U of MN Pres­i­dent Eric Kaler

Kaler, who notes that the U sends the nation’s third-largest cohort of stu­dents on study-abroad pro­grams, told an edi­to­r­i­al writer that he wants the U to be “world­ly and of the world.” MN2015 “aligns with our glob­al ambi­tions and it fits into our role as thought lead­ers and a place where dif­fer­ent points of view are artic­u­lat­ed and respect­ed,” Kaler said.

Humphrey Dean Eric Schwartz

Humphrey Dean Eric Schwartz

Humphrey School Dean Eric Schwartz added that there is an evolv­ing con­sen­sus that some of the most sig­nif­i­cant chal­lenges with issues of sus­tain­abil­i­ty are not sci­en­tif­ic or tech­ni­cal but polit­i­cal.

Club de MadridThat’s a per­spec­tive that will like­ly be heard from some of the near­ly 100 for­mer heads of state who make up Club de Madrid. The CdM, as the orga­ni­za­tion is infor­mal­ly known, will hold its 2015 con­fer­ence and annu­al meet­ing in con­junc­tion with MN2015, under­scor­ing the inter­na­tion­al impor­tance of the event.

The hope is that work done on MN2015 before and dur­ing the con­fer­ence will have an impact on the Decem­ber 2015 Unit­ed Nations Cli­mate Con­fer­ence in Paris. In advance of the gath­er­ing in Min­neapo­lis, MN2015 orga­niz­ers will ana­lyze trends in democ­ra­cy and sus­tain­abil­i­ty and present best prac­tices from gov­ern­ment, busi­ness, edu­ca­tion and phil­an­thropic orga­ni­za­tions. And at the con­clu­sion of MN2015, Club de Madrid mem­bers and busi­ness lead­ers will be urged to sign a call to action dubbed the “Min­neso­ta Com­pact.”

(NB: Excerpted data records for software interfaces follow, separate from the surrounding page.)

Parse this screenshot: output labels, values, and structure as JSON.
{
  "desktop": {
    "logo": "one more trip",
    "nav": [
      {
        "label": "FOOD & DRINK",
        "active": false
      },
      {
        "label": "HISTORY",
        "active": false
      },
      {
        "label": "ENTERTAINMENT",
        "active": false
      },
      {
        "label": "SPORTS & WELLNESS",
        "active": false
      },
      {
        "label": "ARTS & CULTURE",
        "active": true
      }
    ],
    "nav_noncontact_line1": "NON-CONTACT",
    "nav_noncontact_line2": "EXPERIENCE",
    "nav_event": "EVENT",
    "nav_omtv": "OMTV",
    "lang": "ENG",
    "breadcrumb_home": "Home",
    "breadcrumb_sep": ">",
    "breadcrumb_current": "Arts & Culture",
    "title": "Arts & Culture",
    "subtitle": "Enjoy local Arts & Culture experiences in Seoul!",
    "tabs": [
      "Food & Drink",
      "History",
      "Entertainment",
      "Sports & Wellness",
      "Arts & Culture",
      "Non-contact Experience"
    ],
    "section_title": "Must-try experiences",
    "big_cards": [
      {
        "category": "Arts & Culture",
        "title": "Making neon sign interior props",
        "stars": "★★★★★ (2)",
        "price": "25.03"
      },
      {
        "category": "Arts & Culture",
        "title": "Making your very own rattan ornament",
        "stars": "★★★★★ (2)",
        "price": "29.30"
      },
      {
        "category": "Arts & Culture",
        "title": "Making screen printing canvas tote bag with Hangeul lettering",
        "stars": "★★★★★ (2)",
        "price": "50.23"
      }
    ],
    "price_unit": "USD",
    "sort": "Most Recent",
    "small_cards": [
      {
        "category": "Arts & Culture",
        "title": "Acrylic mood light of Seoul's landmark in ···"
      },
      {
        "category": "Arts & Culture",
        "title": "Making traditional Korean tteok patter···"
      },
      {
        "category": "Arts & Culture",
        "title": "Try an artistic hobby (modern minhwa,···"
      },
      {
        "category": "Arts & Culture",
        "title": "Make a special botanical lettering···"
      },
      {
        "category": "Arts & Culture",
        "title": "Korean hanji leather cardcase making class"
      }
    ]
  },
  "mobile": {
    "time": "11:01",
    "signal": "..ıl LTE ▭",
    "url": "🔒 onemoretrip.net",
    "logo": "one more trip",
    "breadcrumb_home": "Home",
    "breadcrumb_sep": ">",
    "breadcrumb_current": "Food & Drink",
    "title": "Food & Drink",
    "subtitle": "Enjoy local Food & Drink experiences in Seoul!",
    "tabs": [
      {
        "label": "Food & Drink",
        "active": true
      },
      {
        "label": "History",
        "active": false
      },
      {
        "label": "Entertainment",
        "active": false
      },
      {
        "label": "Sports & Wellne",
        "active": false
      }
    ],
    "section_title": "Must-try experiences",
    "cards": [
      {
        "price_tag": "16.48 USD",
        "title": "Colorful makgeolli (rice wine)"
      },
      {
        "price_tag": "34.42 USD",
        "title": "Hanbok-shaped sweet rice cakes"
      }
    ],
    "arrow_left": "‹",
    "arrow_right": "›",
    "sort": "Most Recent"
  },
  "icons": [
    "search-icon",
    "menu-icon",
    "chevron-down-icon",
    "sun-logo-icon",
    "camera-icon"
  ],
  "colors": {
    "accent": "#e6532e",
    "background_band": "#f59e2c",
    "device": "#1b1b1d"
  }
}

That could also be an apt title for the cross-col­lab­o­ra­tion between mul­ti­ple insti­tu­tions, indus­tries and indi­vid­u­als that gives the state great stand­ing to host a sus­tain­abil­i­ty con­fer­ence.

Take cli­mate change, for exam­ple. There is wide­spread con­sen­sus among most sci­en­tists, as well an increas­ing num­ber of busi­ness and nation­al-secu­ri­ty lead­ers, that cli­mate change pos­es real threats. Politi­cians, how­ev­er, often react with inde­ci­sion, if not indif­fer­ence, to the issue.

CdM’s for­mer heads of state, not behold­en to the bal­lot box, can play a unique role in hon­est­ly assess­ing these risks, as well as sug­gest­ing ways that democ­ra­cies can help find solu­tions to mit­i­gate the impact. Club de Madrid lead­ers might not craft or imple­ment pol­i­cy, but as senior states­men and stateswomen, they can take the long view. Freed from elec­tions, they can urge cur­rent lead­ers to leave a lega­cy that will ben­e­fit future gen­er­a­tions.

Ide­al­ly, orga­ni­za­tions like Part­ner­ship for Change, AASHE and Club de Madrid — as well as events like MN2015 — will inspire world lead­ers to not let pol­i­tics tran­scend gov­er­nance and its req­ui­site ele­ment, lead­er­ship.